Today

Your Independent source of fleet news, reviews & interviews

Fleet bodies ICFM and ACFO have broadly welcomed the result of the General Election, noting the Conservative win should pave the way for new company car tax rates to be introduced from next April.

Boris Johnson’s party secured the largest Tory majority since 1987, taking seats in the north of England from Labour.

“The fact that Britain now has a majority Government is excellent news and provides clarity and a distinct route for the journey ahead, while putting an end to the political and business uncertainty of recent years,” said Paul Hollick, the ICFM’s chairman. “The fact that the Conservative Party remains in power means that we can expect outstanding legislation, such as that relating to previously announced company car benefit-in-kind tax rates from April 2020, to be passed as previously announced.”

First Drive= December 2019- DS 7 Crossback PHEV- Image 9

Last summer, the Government confimed BIK rates until 2023, with electric vehicle owners not paying tax next year with 2021/22’s rate set at 1% and 2022/23’s rate at 2%.

Caroline Sandall, chairman of ACFO, added: “The large Conservative Party majority in the general election ends the political paralysis of the last three-and-a-half-years, which has been dominated by Brexit.
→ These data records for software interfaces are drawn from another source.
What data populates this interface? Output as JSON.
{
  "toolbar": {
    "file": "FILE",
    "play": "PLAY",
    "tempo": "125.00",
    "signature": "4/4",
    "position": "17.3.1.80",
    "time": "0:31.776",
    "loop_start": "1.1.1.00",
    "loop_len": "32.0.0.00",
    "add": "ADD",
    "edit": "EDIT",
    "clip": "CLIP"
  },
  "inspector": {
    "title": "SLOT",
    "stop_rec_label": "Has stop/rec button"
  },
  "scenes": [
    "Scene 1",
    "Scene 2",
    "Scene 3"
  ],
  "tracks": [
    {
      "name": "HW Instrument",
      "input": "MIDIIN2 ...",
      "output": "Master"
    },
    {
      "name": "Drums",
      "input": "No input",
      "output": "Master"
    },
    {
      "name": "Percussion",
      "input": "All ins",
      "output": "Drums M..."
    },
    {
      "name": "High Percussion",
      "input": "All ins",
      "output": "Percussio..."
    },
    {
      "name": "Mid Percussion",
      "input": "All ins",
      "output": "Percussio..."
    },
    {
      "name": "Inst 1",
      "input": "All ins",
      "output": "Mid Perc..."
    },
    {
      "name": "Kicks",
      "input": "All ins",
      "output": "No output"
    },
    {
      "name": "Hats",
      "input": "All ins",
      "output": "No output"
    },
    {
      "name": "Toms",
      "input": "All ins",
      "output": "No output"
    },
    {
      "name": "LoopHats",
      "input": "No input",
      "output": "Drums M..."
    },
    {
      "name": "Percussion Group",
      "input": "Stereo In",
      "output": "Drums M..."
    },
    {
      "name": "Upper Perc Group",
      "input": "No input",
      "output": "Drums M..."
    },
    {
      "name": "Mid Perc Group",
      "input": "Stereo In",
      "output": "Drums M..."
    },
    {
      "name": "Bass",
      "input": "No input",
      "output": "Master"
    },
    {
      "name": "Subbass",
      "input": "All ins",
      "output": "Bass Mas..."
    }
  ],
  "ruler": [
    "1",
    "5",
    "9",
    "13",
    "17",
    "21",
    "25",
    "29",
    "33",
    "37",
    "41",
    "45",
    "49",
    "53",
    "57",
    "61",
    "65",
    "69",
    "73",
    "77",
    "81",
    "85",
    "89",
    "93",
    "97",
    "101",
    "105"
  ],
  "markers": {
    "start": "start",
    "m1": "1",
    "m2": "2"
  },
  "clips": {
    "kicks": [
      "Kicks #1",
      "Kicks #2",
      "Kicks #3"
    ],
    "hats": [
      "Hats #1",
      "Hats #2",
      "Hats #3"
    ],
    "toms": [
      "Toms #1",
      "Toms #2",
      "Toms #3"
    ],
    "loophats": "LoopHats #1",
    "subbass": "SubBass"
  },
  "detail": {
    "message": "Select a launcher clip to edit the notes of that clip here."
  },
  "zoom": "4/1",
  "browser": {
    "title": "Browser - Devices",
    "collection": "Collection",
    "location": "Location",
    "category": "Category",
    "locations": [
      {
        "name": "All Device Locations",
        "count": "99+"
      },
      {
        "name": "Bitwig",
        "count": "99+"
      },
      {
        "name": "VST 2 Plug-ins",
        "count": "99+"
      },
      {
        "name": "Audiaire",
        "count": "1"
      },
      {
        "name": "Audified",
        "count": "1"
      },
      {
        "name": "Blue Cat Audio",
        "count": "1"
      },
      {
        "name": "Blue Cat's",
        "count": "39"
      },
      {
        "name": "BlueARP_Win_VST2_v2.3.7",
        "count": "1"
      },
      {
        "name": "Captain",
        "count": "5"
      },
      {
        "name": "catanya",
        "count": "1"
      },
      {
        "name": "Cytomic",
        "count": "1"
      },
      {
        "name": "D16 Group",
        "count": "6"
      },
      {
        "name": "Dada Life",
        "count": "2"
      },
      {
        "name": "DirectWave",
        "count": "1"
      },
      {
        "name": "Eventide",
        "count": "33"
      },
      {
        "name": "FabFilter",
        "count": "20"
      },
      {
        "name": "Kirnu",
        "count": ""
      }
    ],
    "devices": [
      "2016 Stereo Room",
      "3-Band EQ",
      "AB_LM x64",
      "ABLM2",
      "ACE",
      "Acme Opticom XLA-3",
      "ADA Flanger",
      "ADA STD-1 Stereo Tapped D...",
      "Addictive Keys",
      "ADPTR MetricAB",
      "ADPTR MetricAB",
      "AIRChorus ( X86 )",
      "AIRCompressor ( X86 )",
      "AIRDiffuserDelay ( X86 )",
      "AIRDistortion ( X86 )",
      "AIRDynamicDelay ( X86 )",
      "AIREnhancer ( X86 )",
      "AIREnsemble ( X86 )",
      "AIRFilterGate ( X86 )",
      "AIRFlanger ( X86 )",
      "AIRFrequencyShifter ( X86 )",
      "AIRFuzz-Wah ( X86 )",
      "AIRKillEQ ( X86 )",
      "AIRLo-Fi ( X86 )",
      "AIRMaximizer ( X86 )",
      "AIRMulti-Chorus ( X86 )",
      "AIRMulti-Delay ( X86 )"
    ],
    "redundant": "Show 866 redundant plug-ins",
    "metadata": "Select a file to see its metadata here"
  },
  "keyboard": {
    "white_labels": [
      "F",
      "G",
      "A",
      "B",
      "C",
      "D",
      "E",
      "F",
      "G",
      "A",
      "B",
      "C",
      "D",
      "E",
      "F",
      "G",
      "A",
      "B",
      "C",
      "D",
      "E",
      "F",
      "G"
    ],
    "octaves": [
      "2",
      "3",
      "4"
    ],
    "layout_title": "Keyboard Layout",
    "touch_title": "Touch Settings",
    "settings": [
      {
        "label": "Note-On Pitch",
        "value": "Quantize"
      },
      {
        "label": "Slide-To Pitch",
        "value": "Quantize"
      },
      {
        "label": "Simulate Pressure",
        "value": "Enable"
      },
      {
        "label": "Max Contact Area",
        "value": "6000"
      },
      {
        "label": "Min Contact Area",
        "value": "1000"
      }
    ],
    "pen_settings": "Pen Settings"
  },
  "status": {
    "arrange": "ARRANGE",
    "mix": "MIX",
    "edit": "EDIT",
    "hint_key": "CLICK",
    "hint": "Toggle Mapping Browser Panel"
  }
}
As a result I hope that we will now see legislation, such as the outstanding Finance Bill, passed that puts into law the already announced company car benefit-in-kind tax rates for the three financial years starting 2020/21.”

“What’s more, with the Conservative Party promising a Budget in February, ACFO looks forward to strong, coherent – not uncoordinated – policies that address poor air quality that impacts on everyone and a clear strategy to support the motor industry to reduce vehicle emissions and the overall environmental impact of transport,” she concluded.